Scar Tissue That I Wish You Saw
There’s a front page story in the NY Times today on Hillary Clinton. It talks about how she’s endured a lot of difficulty over the years and how’s that’s made her come across as tough and lacking empathy. Here’s the part that got my attention.
After a political lifetime of public battles, suspicions and
humiliations, she must prove she is not too hardened to inspire, or too
wary to truly lead.
The scar tissue she has accumulated over the
years is central to Mrs. Clinton’s political identity. She catalogs her
wounds with an air of pride and defiance. Invoking a mantra attributed
to Eleanor Roosevelt, Mrs. Clinton likes to say that women in politics “need to develop skin as tough as a rhinoceros hide.”

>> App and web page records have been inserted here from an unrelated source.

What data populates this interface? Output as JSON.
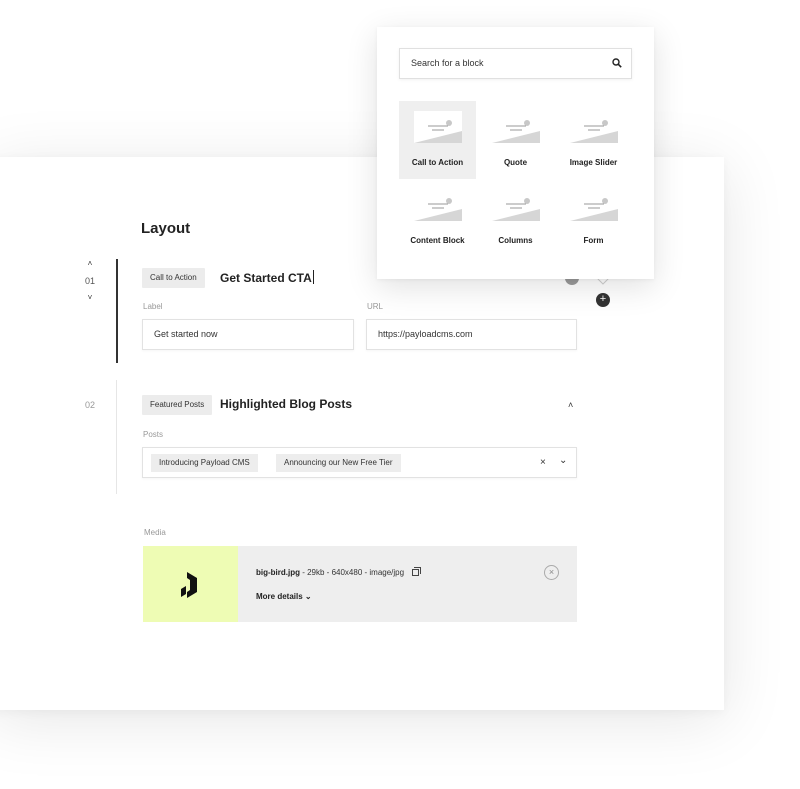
{
  "layout": {
    "title": "Layout"
  },
  "rows": [
    {
      "index": "01",
      "block_type": "Call to Action",
      "title": "Get Started CTA",
      "fields": {
        "label": {
          "label": "Label",
          "value": "Get started now"
        },
        "url": {
          "label": "URL",
          "value": "https://payloadcms.com"
        }
      }
    },
    {
      "index": "02",
      "block_type": "Featured Posts",
      "title": "Highlighted Blog Posts",
      "posts": {
        "label": "Posts",
        "selected": [
          "Introducing Payload CMS",
          "Announcing our New Free Tier"
        ],
        "clear_icon": "×",
        "dropdown_icon": "⌄"
      }
    }
  ],
  "media": {
    "label": "Media",
    "filename": "big-bird.jpg",
    "meta": " - 29kb - 640x480 - image/jpg",
    "more_details": "More details ⌄",
    "remove_icon": "×",
    "thumb_color": "#eefcb4"
  },
  "block_drawer": {
    "search_placeholder": "Search for a block",
    "blocks": [
      "Call to Action",
      "Quote",
      "Image Slider",
      "Content Block",
      "Columns",
      "Form"
    ],
    "active_block": "Call to Action"
  },
  "icons": {
    "up": "˄",
    "down": "˅",
    "collapse": "˄",
    "add": "+"
  }
}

“I joke that I have the scars to show from my experiences,” she said in an interview.
you know, our scars are part of us, and they are a reminder of the
experiences we’ve gone through, and our history. I am constantly making
sure that the rhinoceros skin still breathes. And that’s a challenge
that all of us face. But again, not all of us have to live it out in
I am inclined to vote for Hillary even though I don’t consider myself a fan of hers. Part of my reluctant support for her candidacy is that I’d like to see a woman in the white house. It’s time for this country to recognize that woman can lead as well as men. The UK and Israel have had strong women lead their countries and we should be open to that here in the US. But it has to be the right woman. Of course, it’s also time for a minority american to be president. More on that in a minute.
And so the other part of my reluctant support of Hillary is this scar tissue thing. I really respect people who’ve taken their lumps and risen beyond them. I look for that in people in business all the time. I’d much rather have a partner who has taken some losses and learned from them than a partner who hasn’t failed yet. Failure is an asset in my mind if you’ve learned from it.
The big challenge, as Hillary states in her comments above, is how to wear that scar tissue the right way. I took some big hits in the implosion of the first bubble and I wear those scars front and center in my brain. When I see something going on that reminds me of those experiences, the tendency is to run the other way. How do we remain open to things that have not worked for us in the past? It’s hard. And I won’t be doing any $10mm seed investments in a business plan any time soon. Nor should anyone.
But given the choice between a president who has fallen, gotten up, fallen again, gotten up again, and someone who has not fallen yet, it’s an easy call for me. I’ll take the one who has failed and come back from failure. Maybe it’s because I’ve been through that too. And I feel more secure with some scar tissue in the White House. Even if we wished we could see a bit more of it than she’s willing to show.
UPDATE: Joe Laz has another similar take on scar tissue on his tumblog this morning.